 From: Duff, A. Wilmer, A TextBook of Physics, 5th
ed., P. Blakiston's Son & Co., Philadelphia (1921) pp. 4034.

 © Copyright 1998 R. Paselk



 455. The Potentiometer.  This instrument in its simplest form consists of
a long uniform wire AB through which a constant current
flows from a battery M (Fig. 326). There is a fall of
potential from A to B and, the wire being uniform,
the fall of potential between two points is proportional to the
length of wire or the resistance between the two points. If two
points A and C on the wire be joined to a galvanometers,
there will be a current through AGC, as shown by the deflection
of the galvanometer. If we now introduce an opposing e.m.f.,
E_{x}, (a galvanic cell, a thermoelement, etc.)
in the galvanometer circuit, and find the point C, when
then is no current in the galvanometer we know that the fall
of potential between A and D is equal to the e.m.f.
E_{x} In the same way we find a point D,
such that the difference of potential between A and D
is equal to the e.m.f., E_{y}, of a second galvanic
cell. Hence
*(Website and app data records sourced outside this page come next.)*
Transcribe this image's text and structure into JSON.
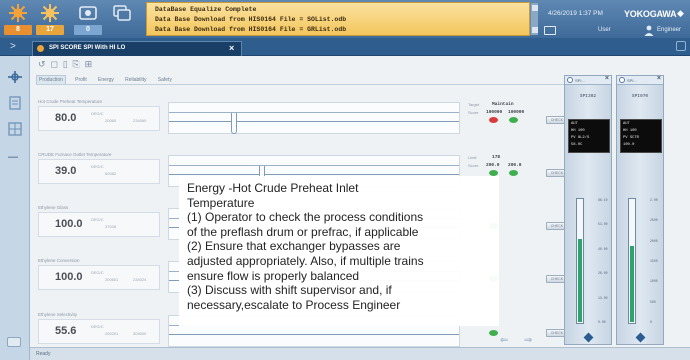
{
  "alarms": [
    {
      "name": "critical",
      "count": "8",
      "color": "#e8902f"
    },
    {
      "name": "high",
      "count": "17",
      "color": "#e8a53b"
    },
    {
      "name": "medium",
      "count": "0",
      "color": "#7ca6d2"
    },
    {
      "name": "low",
      "count": "",
      "color": "#7ca6d2"
    }
  ],
  "banner": {
    "line1": "DataBase Equalize Complete",
    "line2": "Data Base Download from HIS0164 File = SOList.odb",
    "line3": "Data Base Download from HIS0164 File = GRList.odb"
  },
  "header": {
    "datetime": "4/26/2019 1:37 PM",
    "brand": "YOKOGAWA",
    "brand_mark": "◆",
    "user_label": "User",
    "user_name": "Engineer"
  },
  "window": {
    "back_glyph": ">",
    "tab_title": "SPI SCORE SPI With HI LO",
    "close_glyph": "×"
  },
  "toolbar": {
    "icons": "↺ ◻ ▯ ⎘ ⊞",
    "tabs": [
      "Production",
      "Profit",
      "Energy",
      "Reliability",
      "Safety"
    ],
    "active_tab": 0
  },
  "rows": [
    {
      "label": "Hot Crude Preheat Temperature",
      "value": "80.0",
      "unit": "DEG/C",
      "tag": "20060",
      "tag2": "234060",
      "meta": {
        "l1": "Target",
        "v1": "Maintain",
        "l2": "Score",
        "v2": "100000",
        "v3": "100000",
        "dot1": "#d83b3b",
        "dot2": "#3fae4c"
      },
      "button": "CHECK"
    },
    {
      "label": "CRUDE Furnace Outlet Temperature",
      "value": "39.0",
      "unit": "DEG/C",
      "tag": "60082",
      "tag2": "",
      "meta": {
        "l1": "Limit",
        "v1": "178",
        "l2": "Score",
        "v2": "200.0",
        "v3": "200.0",
        "dot1": "#3fae4c",
        "dot2": "#3fae4c"
      },
      "button": "CHECK"
    },
    {
      "label": "Ethylene Glass",
      "value": "100.0",
      "unit": "DEG/C",
      "tag": "37028",
      "tag2": "",
      "meta": {
        "l1": "",
        "v1": "",
        "l2": "",
        "v2": "",
        "v3": "",
        "dot1": "#3fae4c",
        "dot2": ""
      },
      "button": "CHECK"
    },
    {
      "label": "Ethylene Conversion",
      "value": "100.0",
      "unit": "DEG/C",
      "tag": "200601",
      "tag2": "234024",
      "meta": {
        "l1": "",
        "v1": "",
        "l2": "",
        "v2": "",
        "v3": "",
        "dot1": "#3fae4c",
        "dot2": ""
      },
      "button": "CHECK"
    },
    {
      "label": "Ethylene Selectivity",
      "value": "55.6",
      "unit": "DEG/C",
      "tag": "200201",
      "tag2": "304000",
      "meta": {
        "l1": "",
        "v1": "",
        "l2": "",
        "v2": "",
        "v3": "",
        "dot1": "#3fae4c",
        "dot2": ""
      },
      "button": "CHECK"
    }
  ],
  "faceplates": [
    {
      "title": "SPI...",
      "tag": "SPI302",
      "lines": [
        "AUT",
        "HH 100",
        "PV  8L2/S",
        "    58.0C"
      ],
      "fill": 0.68,
      "ticks": [
        "66.10",
        "53.00",
        "40.00",
        "26.00",
        "13.00",
        "0.00"
      ]
    },
    {
      "title": "SPI...",
      "tag": "SPI070",
      "lines": [
        "AUT",
        "HH 100",
        "PV  SCTR",
        "    100.0"
      ],
      "fill": 0.62,
      "ticks": [
        "2.00",
        "2500",
        "2000",
        "1500",
        "1000",
        "500",
        "0"
      ]
    }
  ],
  "note": {
    "lines": [
      "Energy -Hot Crude Preheat Inlet",
      "Temperature",
      "(1) Operator to check the process conditions",
      "of the preflash drum or prefrac, if applicable",
      "(2) Ensure that exchanger bypasses are",
      "adjusted appropriately. Also, if multiple trains",
      "ensure flow is properly balanced",
      "(3) Discuss with shift supervisor and, if",
      "necessary,escalate to Process Engineer"
    ]
  },
  "nav": {
    "arrows": "⇐ ⇒"
  },
  "status": {
    "text": "Ready"
  }
}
 E_{x} : E_{y} :: resistance AC :
resistance AD.
 :: length AC : length AD

 In this way two electromotive forces can
be compared and by using a standard cell, such as a Clark
or a Weston cell of known e.m.f., we can thus measure any
other e.m.f. In potentiometers of the highest precision, the
exposed wire is replaced by resistance coils in a box.


 © R. Paselk
 Last modified 22 July 2000